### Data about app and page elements
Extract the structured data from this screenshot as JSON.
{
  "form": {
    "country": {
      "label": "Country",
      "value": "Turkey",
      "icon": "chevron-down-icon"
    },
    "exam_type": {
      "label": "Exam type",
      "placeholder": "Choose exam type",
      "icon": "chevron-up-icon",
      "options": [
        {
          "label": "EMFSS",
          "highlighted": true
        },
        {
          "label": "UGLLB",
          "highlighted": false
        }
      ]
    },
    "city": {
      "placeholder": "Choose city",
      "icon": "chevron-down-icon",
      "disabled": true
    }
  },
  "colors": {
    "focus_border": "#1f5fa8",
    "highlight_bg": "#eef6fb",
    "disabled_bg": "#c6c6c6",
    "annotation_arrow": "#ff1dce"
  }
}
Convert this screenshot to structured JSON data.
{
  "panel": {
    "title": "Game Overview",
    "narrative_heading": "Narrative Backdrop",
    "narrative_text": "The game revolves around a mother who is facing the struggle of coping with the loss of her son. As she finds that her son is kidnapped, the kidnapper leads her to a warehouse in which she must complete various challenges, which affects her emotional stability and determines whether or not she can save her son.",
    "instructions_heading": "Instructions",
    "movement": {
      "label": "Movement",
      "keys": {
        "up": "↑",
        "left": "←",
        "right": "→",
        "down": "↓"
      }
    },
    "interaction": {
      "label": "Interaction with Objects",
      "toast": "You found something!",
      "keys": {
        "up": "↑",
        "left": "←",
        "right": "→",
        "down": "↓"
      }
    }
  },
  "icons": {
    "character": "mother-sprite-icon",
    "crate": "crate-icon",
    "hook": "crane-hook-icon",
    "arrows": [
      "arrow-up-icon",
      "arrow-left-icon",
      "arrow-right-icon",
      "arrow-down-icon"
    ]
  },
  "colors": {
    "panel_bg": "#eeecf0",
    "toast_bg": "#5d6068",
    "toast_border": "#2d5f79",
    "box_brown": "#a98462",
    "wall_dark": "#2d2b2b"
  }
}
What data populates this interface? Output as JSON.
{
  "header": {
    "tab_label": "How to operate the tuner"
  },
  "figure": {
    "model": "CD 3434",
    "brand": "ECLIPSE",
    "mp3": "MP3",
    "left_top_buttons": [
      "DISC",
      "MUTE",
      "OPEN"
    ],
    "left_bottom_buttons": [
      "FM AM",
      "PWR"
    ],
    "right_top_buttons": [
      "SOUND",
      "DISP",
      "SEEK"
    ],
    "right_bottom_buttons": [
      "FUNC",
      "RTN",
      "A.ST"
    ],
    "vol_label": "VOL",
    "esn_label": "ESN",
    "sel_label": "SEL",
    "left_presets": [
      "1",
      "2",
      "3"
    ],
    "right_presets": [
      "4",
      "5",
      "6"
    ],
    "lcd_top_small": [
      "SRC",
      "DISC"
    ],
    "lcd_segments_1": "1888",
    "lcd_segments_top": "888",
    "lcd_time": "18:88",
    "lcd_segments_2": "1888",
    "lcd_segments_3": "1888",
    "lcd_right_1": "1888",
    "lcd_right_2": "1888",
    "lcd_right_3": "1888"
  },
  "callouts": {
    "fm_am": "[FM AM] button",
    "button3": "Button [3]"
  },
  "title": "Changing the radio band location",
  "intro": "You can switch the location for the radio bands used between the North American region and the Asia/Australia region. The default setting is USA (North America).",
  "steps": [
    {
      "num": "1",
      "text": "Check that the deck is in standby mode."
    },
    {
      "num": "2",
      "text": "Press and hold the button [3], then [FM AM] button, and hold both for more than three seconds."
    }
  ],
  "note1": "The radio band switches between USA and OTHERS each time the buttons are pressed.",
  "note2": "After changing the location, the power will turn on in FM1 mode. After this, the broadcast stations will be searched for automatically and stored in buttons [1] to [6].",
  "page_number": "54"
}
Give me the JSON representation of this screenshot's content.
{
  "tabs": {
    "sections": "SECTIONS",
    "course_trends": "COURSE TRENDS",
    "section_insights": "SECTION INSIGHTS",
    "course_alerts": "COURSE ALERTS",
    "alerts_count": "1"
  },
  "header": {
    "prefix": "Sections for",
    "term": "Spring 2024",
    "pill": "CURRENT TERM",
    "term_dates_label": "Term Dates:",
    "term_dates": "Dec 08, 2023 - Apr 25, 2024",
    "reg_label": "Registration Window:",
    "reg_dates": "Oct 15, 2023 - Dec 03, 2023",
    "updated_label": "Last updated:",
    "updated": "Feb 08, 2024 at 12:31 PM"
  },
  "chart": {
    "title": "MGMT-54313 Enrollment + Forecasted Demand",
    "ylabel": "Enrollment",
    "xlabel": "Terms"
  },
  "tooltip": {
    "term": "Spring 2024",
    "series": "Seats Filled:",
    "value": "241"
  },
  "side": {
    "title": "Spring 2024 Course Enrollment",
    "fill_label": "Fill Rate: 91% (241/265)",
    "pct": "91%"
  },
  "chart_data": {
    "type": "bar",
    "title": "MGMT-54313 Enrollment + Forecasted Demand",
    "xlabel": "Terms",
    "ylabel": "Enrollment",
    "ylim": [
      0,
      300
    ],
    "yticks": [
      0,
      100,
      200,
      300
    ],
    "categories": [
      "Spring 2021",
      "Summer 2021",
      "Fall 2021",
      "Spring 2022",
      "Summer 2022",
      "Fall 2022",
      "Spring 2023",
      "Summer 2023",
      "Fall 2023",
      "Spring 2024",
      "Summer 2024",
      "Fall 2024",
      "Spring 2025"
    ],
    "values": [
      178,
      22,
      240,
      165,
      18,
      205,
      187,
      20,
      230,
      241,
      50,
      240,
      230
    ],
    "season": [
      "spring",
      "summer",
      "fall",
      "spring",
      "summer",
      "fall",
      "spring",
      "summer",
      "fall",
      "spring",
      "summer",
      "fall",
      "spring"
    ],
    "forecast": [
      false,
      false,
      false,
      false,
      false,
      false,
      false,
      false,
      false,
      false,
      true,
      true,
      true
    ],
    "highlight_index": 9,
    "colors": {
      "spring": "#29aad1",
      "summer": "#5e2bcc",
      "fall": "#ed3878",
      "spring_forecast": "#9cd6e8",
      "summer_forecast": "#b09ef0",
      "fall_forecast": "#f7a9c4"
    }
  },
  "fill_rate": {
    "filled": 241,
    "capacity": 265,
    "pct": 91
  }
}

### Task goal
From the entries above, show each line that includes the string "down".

### Output of the task
      "icon": "chevron-down-icon"
      "icon": "chevron-down-icon",
        "down": "↓"
        "down": "↓"
      "arrow-down-icon"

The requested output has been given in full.